Be Halloween-Safe This Year by Avoiding Fire Hazards
Halloween is in the air, and for all the fun it brings – candy, costumes, parties and pumpkins – it also brings a bit of danger, the kind of which is not found in haunted houses or horror movies. The danger is found in jack-o’-lanterns, wax candles, zany lights and other holiday decorations that can lead to fires.
Consumers can protect themselves against such danger by taking precautions when turning their homes and yards into spook-filled scenes. The first step is to use flameless tea lights to make that carved, orange gourd come alive and replace wax candles with electric ones that look just as real. Doing so will cut in half the risk of an accidental fire breaking out, according to the National Fire Protection Association.
“Nearly half of decoration fires in homes occurred because the decorations were too close to a heat source,” the NFPA reports, noting the ensuing property damage amounts to $13 million annually.
Statistics show that, of the estimated 900 structure fires reported each year to be caused by decorations, 41 percent involved candles. Parents should warn their trick-or-treating children to steer clear of open flames and know how to “stop, drop and roll” if a costume catches on fire.
Here are some other tips to ensure a safer Halloween:
Use flashlights instead of torches to light up driveways and walkways. That eliminates the possibility of costumes coming into contact with flames or grass fires being ignited by gusty winds.

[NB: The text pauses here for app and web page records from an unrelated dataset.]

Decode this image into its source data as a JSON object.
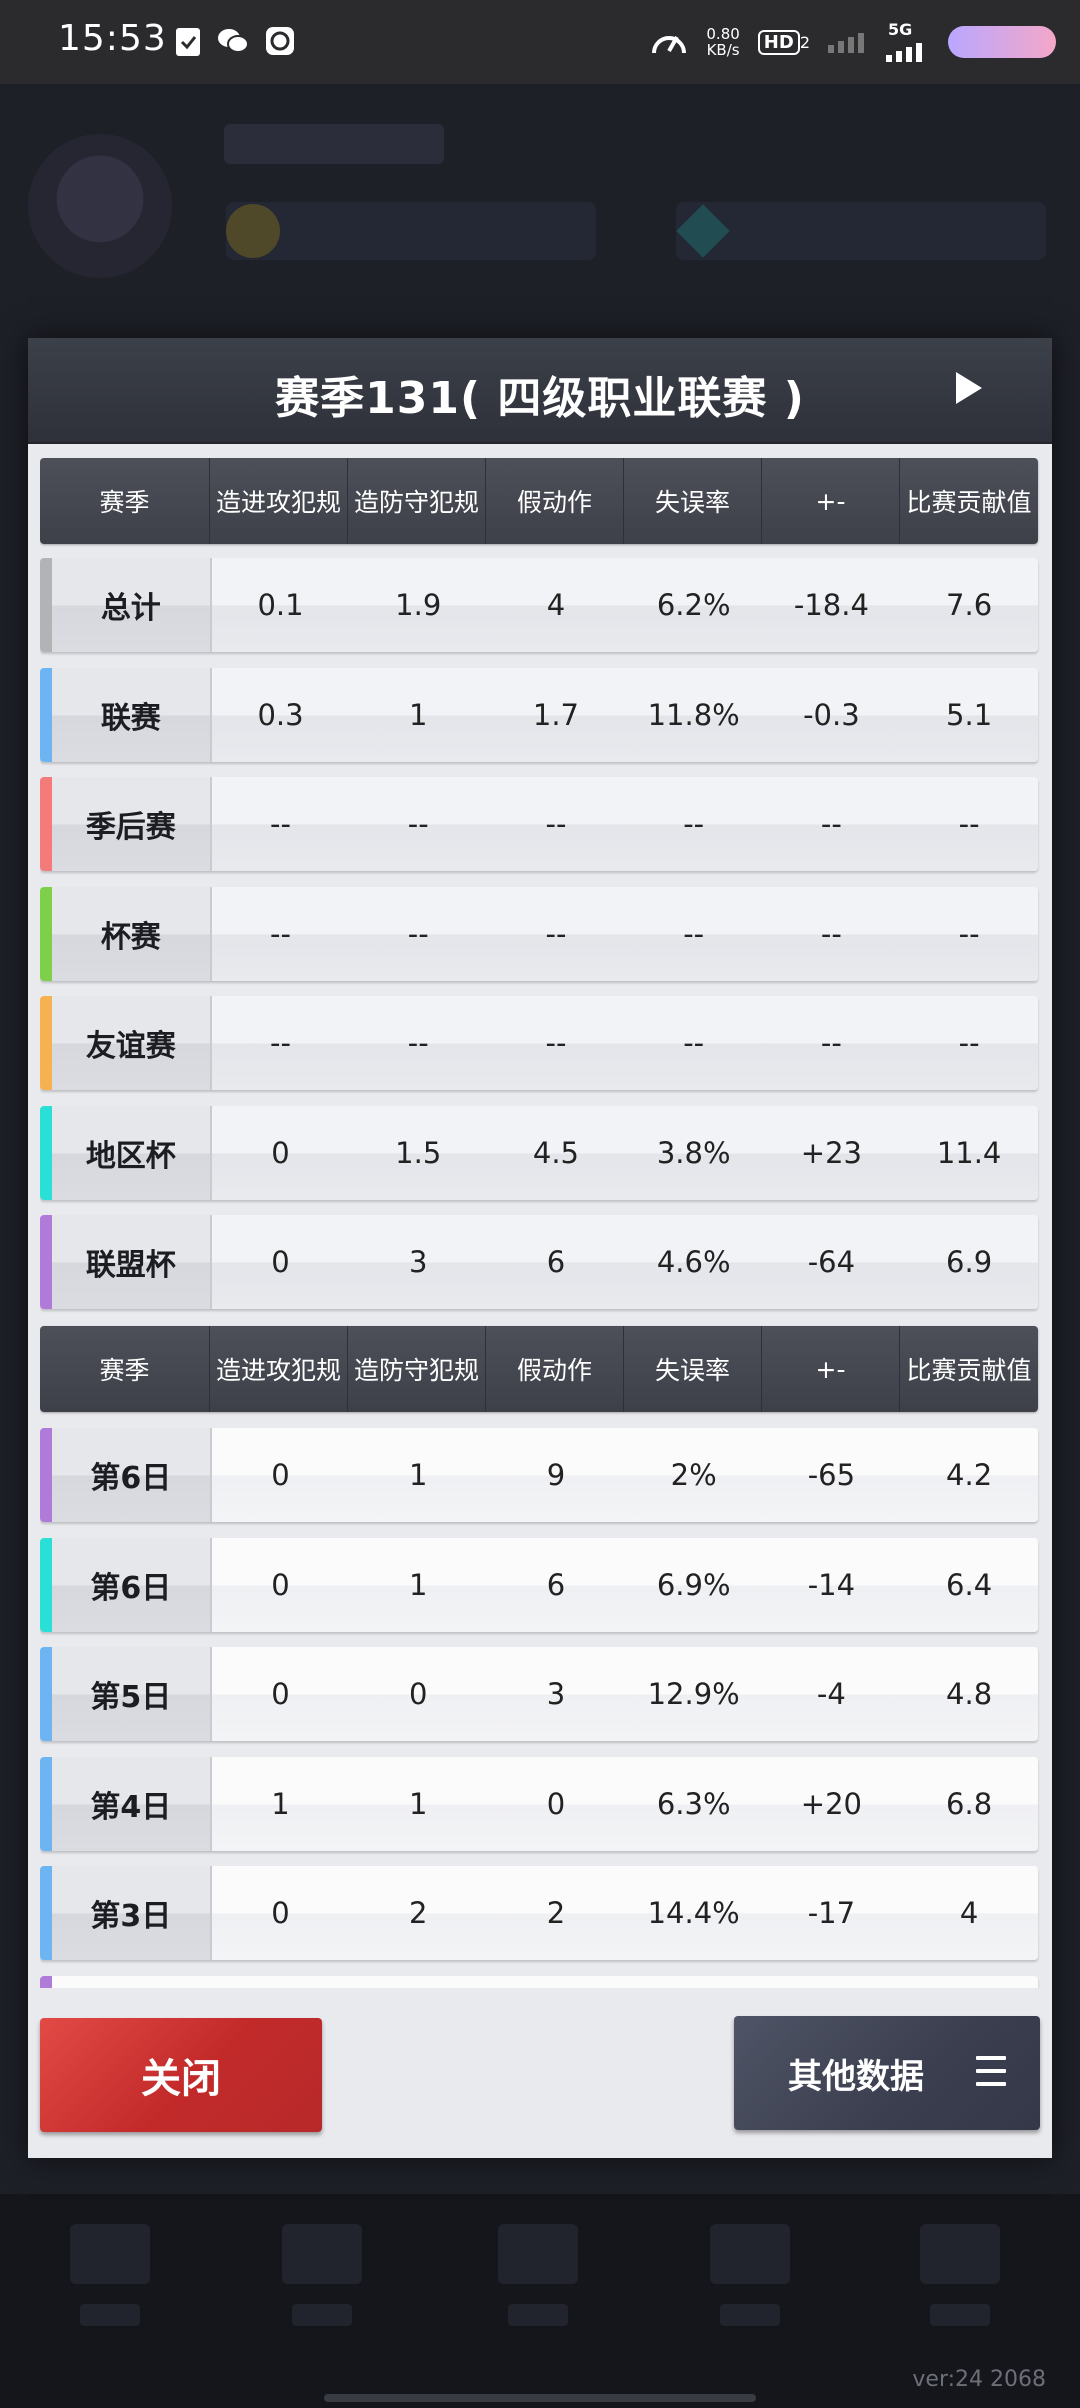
{
  "status": {
    "time": "15:53",
    "net_speed": "0.80",
    "net_unit": "KB/s",
    "hd": "HD",
    "hd_sub": "2",
    "network": "5G"
  },
  "modal": {
    "title": "赛季131( 四级职业联赛 )",
    "close_label": "关闭",
    "other_label": "其他数据"
  },
  "headers": [
    "赛季",
    "造进攻犯规",
    "造防守犯规",
    "假动作",
    "失误率",
    "+-",
    "比赛贡献值"
  ],
  "season_rows": [
    {
      "name": "总计",
      "color": "#b3b3b6",
      "values": [
        "0.1",
        "1.9",
        "4",
        "6.2%",
        "-18.4",
        "7.6"
      ]
    },
    {
      "name": "联赛",
      "color": "#6cb4f2",
      "values": [
        "0.3",
        "1",
        "1.7",
        "11.8%",
        "-0.3",
        "5.1"
      ]
    },
    {
      "name": "季后赛",
      "color": "#f57a7a",
      "values": [
        "--",
        "--",
        "--",
        "--",
        "--",
        "--"
      ]
    },
    {
      "name": "杯赛",
      "color": "#7ed04a",
      "values": [
        "--",
        "--",
        "--",
        "--",
        "--",
        "--"
      ]
    },
    {
      "name": "友谊赛",
      "color": "#f6b152",
      "values": [
        "--",
        "--",
        "--",
        "--",
        "--",
        "--"
      ]
    },
    {
      "name": "地区杯",
      "color": "#2adfd5",
      "values": [
        "0",
        "1.5",
        "4.5",
        "3.8%",
        "+23",
        "11.4"
      ]
    },
    {
      "name": "联盟杯",
      "color": "#b07ad9",
      "values": [
        "0",
        "3",
        "6",
        "4.6%",
        "-64",
        "6.9"
      ]
    }
  ],
  "game_rows": [
    {
      "name": "第6日",
      "color": "#b07ad9",
      "values": [
        "0",
        "1",
        "9",
        "2%",
        "-65",
        "4.2"
      ]
    },
    {
      "name": "第6日",
      "color": "#2adfd5",
      "values": [
        "0",
        "1",
        "6",
        "6.9%",
        "-14",
        "6.4"
      ]
    },
    {
      "name": "第5日",
      "color": "#6cb4f2",
      "values": [
        "0",
        "0",
        "3",
        "12.9%",
        "-4",
        "4.8"
      ]
    },
    {
      "name": "第4日",
      "color": "#6cb4f2",
      "values": [
        "1",
        "1",
        "0",
        "6.3%",
        "+20",
        "6.8"
      ]
    },
    {
      "name": "第3日",
      "color": "#6cb4f2",
      "values": [
        "0",
        "2",
        "2",
        "14.4%",
        "-17",
        "4"
      ]
    }
  ],
  "partial_row_color": "#b07ad9",
  "version": "ver:24   2068"
}
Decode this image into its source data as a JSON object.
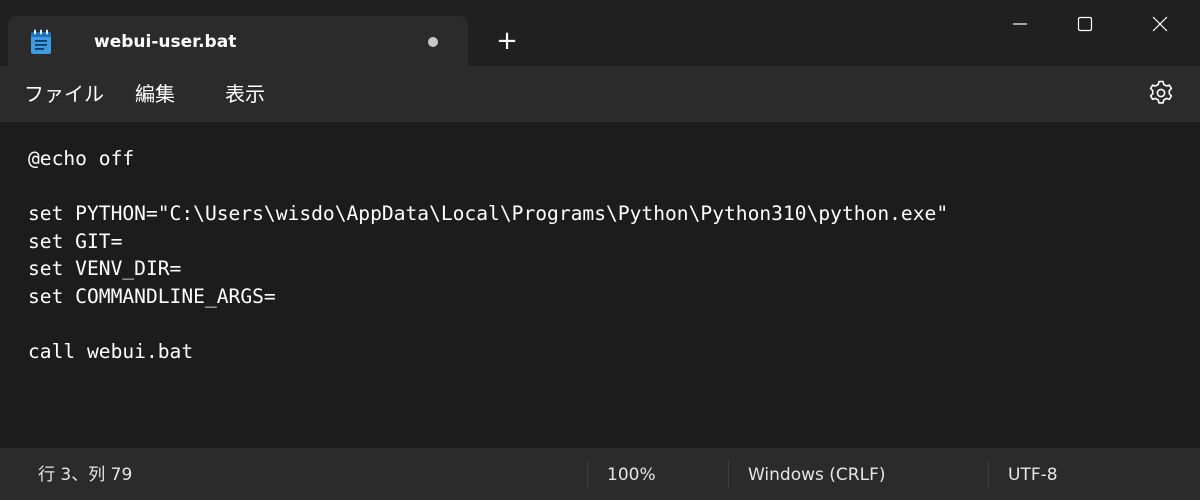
{
  "titlebar": {
    "tab_title": "webui-user.bat",
    "tab_icon": "notepad-icon",
    "unsaved_indicator": "unsaved-dot-icon",
    "new_tab_label": "+"
  },
  "window_controls": {
    "minimize_icon": "minimize-icon",
    "maximize_icon": "maximize-icon",
    "close_icon": "close-icon"
  },
  "menu": {
    "file": "ファイル",
    "edit": "編集",
    "view": "表示",
    "settings_icon": "gear-icon"
  },
  "editor": {
    "lines": [
      "@echo off",
      "",
      "set PYTHON=\"C:\\Users\\wisdo\\AppData\\Local\\Programs\\Python\\Python310\\python.exe\"",
      "set GIT=",
      "set VENV_DIR=",
      "set COMMANDLINE_ARGS=",
      "",
      "call webui.bat"
    ]
  },
  "status": {
    "position": "行 3、列 79",
    "zoom": "100%",
    "line_ending": "Windows (CRLF)",
    "encoding": "UTF-8"
  },
  "colors": {
    "titlebar_bg": "#202020",
    "tab_bg": "#2b2b2b",
    "editor_bg": "#1c1c1c",
    "text": "#ffffff",
    "notepad_icon_blue": "#3f9be0"
  }
}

Consider that cornstalks, hay bales and paper – all materials commonly used for decorating – are highly flammable and should be kept away from flames and heat sources, including lights.
If decorating with lights, check to see whether bulbs are broken or cracked and cords are frayed or worn and replace immediately if damage is detected.
Inspect the site of any Halloween party before letting children attend to see whether it is hazardous and if there is a quick way to evacuate the premises if a fire occurs.
Children ideally should wear flame-retardant costumes and avoid billowing clothing – although that will be difficult for little ghosts in white sheets and aspiring superheroes in colorful capes.
The Consumer Product Safety Commission has advice regarding costumes, as well as attorneys – start with a California campfire lawyer advice.
“When purchasing a costume, masks, beards, and wigs, look for the label Flame Resistant,” states a safety alert. “Although this label does not mean these items won’t catch fire, it does indicate the items will resist burning and should extinguish quickly once removed from the ignition source.”